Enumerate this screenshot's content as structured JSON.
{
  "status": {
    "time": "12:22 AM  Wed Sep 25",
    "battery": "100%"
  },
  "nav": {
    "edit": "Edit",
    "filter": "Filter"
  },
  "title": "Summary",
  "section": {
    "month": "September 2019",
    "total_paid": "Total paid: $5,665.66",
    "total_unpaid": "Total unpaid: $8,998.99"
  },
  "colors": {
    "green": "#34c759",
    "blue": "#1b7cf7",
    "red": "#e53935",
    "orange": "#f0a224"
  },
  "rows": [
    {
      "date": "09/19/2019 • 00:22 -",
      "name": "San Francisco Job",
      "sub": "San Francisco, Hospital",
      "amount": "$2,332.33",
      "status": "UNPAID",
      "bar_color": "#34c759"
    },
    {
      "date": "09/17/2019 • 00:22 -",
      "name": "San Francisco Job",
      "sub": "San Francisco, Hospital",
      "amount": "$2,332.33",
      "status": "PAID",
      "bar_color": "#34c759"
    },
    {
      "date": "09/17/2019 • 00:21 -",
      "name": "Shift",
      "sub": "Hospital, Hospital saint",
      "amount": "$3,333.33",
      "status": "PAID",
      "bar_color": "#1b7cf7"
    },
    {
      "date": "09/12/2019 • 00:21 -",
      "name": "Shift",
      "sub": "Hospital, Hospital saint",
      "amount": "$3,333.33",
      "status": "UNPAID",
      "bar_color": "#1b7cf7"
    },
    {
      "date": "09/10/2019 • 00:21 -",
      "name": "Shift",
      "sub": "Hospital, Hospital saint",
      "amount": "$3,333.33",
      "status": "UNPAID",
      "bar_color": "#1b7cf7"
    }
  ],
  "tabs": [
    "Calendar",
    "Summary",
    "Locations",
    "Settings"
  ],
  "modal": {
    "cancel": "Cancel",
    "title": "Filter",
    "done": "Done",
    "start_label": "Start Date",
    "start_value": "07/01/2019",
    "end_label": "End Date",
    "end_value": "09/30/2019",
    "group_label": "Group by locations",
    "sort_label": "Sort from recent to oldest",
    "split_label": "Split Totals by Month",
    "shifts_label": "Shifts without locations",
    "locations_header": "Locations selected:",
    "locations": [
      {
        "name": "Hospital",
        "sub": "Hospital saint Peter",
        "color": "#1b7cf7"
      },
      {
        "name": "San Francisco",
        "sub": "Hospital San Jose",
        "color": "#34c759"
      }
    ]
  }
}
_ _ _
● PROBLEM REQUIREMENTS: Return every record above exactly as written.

● OUTPUT FOR THIS TASK:
Enumerate this screenshot's content as structured JSON.
{
  "status": {
    "time": "12:22 AM  Wed Sep 25",
    "battery": "100%"
  },
  "nav": {
    "edit": "Edit",
    "filter": "Filter"
  },
  "title": "Summary",
  "section": {
    "month": "September 2019",
    "total_paid": "Total paid: $5,665.66",
    "total_unpaid": "Total unpaid: $8,998.99"
  },
  "colors": {
    "green": "#34c759",
    "blue": "#1b7cf7",
    "red": "#e53935",
    "orange": "#f0a224"
  },
  "rows": [
    {
      "date": "09/19/2019 • 00:22 -",
      "name": "San Francisco Job",
      "sub": "San Francisco, Hospital",
      "amount": "$2,332.33",
      "status": "UNPAID",
      "bar_color": "#34c759"
    },
    {
      "date": "09/17/2019 • 00:22 -",
      "name": "San Francisco Job",
      "sub": "San Francisco, Hospital",
      "amount": "$2,332.33",
      "status": "PAID",
      "bar_color": "#34c759"
    },
    {
      "date": "09/17/2019 • 00:21 -",
      "name": "Shift",
      "sub": "Hospital, Hospital saint",
      "amount": "$3,333.33",
      "status": "PAID",
      "bar_color": "#1b7cf7"
    },
    {
      "date": "09/12/2019 • 00:21 -",
      "name": "Shift",
      "sub": "Hospital, Hospital saint",
      "amount": "$3,333.33",
      "status": "UNPAID",
      "bar_color": "#1b7cf7"
    },
    {
      "date": "09/10/2019 • 00:21 -",
      "name": "Shift",
      "sub": "Hospital, Hospital saint",
      "amount": "$3,333.33",
      "status": "UNPAID",
      "bar_color": "#1b7cf7"
    }
  ],
  "tabs": [
    "Calendar",
    "Summary",
    "Locations",
    "Settings"
  ],
  "modal": {
    "cancel": "Cancel",
    "title": "Filter",
    "done": "Done",
    "start_label": "Start Date",
    "start_value": "07/01/2019",
    "end_label": "End Date",
    "end_value": "09/30/2019",
    "group_label": "Group by locations",
    "sort_label": "Sort from recent to oldest",
    "split_label": "Split Totals by Month",
    "shifts_label": "Shifts without locations",
    "locations_header": "Locations selected:",
    "locations": [
      {
        "name": "Hospital",
        "sub": "Hospital saint Peter",
        "color": "#1b7cf7"
      },
      {
        "name": "San Francisco",
        "sub": "Hospital San Jose",
        "color": "#34c759"
      }
    ]
  }
}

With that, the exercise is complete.